The reason that the team believe that the fish decline did not coincide with the reef decline is that coral skeletons persist for decades. It is the structure of the reef that provides much of the benefits of the reef habitat. After several decades, this  structure starts to disintegrate an so goes the fish population.

The February 10 Federal Register published a petition for this extensive listing citing the number one reason as warming oceans due to climate change. The petition states that all of the petitioned species have suffered losses of 30% or more over a 30-year period placing them at high risk of extinction according to the  IUCN guidelines (International Union for the Conservation of Nature).  The petition continues "…the region suffered massive losses of corals in response to climate-related events of 2005, including a record-breaking series of 26 tropical storms and elevated ocean water temperatures". The petition goes on "…the U.S. Virgin Islands lost 51.5 percent of live coral cover, and that Florida, Puerto Rico, the Cayman Islands, St. Maarten, Saba, St. Eustatius, Guadeloupe, Martinique, St. Barthelemy, Barbados, Jamaica, and Cuba suffered bleaching of over 50 percent of coral colonies, citing Carpenter et al. (2008). The petitioner cites Gardner et al. (2003) in asserting that, over the three decades prior to the 2005 events, Caribbean reefs had already suffered an 80 percent decline in hard coral cover, from an average of 50 percent to an average of 10 percent throughout the region."

The most alarming statement in the petition follows: "… these corals face significant threats.

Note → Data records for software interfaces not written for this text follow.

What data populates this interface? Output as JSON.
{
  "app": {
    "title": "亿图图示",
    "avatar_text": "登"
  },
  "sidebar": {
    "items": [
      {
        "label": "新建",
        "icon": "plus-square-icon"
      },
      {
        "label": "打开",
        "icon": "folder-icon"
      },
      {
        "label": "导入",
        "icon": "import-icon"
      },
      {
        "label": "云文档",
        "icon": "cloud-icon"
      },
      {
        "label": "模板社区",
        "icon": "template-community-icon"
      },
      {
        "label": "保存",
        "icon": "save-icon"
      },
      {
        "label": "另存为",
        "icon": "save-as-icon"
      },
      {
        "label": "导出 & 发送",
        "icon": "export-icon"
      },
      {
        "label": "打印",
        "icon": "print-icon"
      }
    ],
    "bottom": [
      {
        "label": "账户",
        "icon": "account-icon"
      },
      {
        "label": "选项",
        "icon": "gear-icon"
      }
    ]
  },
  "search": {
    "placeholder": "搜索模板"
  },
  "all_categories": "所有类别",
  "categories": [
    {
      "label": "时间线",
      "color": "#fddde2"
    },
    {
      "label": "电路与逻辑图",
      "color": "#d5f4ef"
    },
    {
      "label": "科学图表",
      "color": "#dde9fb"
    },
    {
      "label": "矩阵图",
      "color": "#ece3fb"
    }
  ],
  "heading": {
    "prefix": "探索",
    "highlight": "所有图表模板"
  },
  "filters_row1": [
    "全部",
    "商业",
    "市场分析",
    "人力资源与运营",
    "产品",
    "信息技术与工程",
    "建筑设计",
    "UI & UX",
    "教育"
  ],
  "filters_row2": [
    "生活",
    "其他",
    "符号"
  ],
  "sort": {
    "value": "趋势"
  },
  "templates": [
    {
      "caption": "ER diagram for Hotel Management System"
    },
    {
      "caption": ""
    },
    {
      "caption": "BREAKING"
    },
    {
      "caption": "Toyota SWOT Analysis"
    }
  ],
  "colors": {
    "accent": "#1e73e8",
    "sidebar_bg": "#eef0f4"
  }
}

To support this assertion, the petitioner cites Alvarez-Filip et al. (2009) in noting the dramatic decline of the three dimensional complexity of Caribbean reefs over the past 40 years, resulting in a phase shift from a coral-dominated ecosystem to fleshy macroalgal overgrowth in reef systems across the Caribbean."  This "fleshy macroalgal overgrowth" – what this means is that most of the corals have died and have been replaced by a green or brown slime of algae.

Federal Register Link

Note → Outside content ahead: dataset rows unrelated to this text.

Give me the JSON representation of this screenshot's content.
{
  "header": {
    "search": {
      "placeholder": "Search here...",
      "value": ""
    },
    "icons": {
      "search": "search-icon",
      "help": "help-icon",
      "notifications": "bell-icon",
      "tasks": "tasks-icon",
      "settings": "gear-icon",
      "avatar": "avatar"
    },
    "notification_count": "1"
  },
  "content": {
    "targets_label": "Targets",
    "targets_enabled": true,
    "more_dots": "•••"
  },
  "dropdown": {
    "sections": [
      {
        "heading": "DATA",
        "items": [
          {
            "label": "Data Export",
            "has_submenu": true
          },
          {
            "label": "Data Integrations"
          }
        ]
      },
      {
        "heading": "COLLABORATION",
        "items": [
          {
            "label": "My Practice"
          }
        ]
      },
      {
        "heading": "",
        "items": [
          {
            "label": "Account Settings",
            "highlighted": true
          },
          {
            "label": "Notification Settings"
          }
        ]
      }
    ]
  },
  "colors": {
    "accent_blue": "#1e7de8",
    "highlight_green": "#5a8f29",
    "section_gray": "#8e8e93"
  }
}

Paddack, et. al., Recent Region-wide Declines in Caribbean Reef Fish Abundance Current Biology, April 2009.

Gaskill, News Item, Coral bleaching goes from bad to worse, Nature, November 2010>

Eakin, et. al., Caribbean Coral reefs in Crisis – Record Thermal Stress, Bleaching and Mortality in 2005, PLOS, November 2010.

Science Now,  Kintisch October 14, 2010, Caribbean Coral Die-Off Could Be Worst Ever

Endangered Species Petition for 82 coral species:>

ARARC Press Release October 19, 2010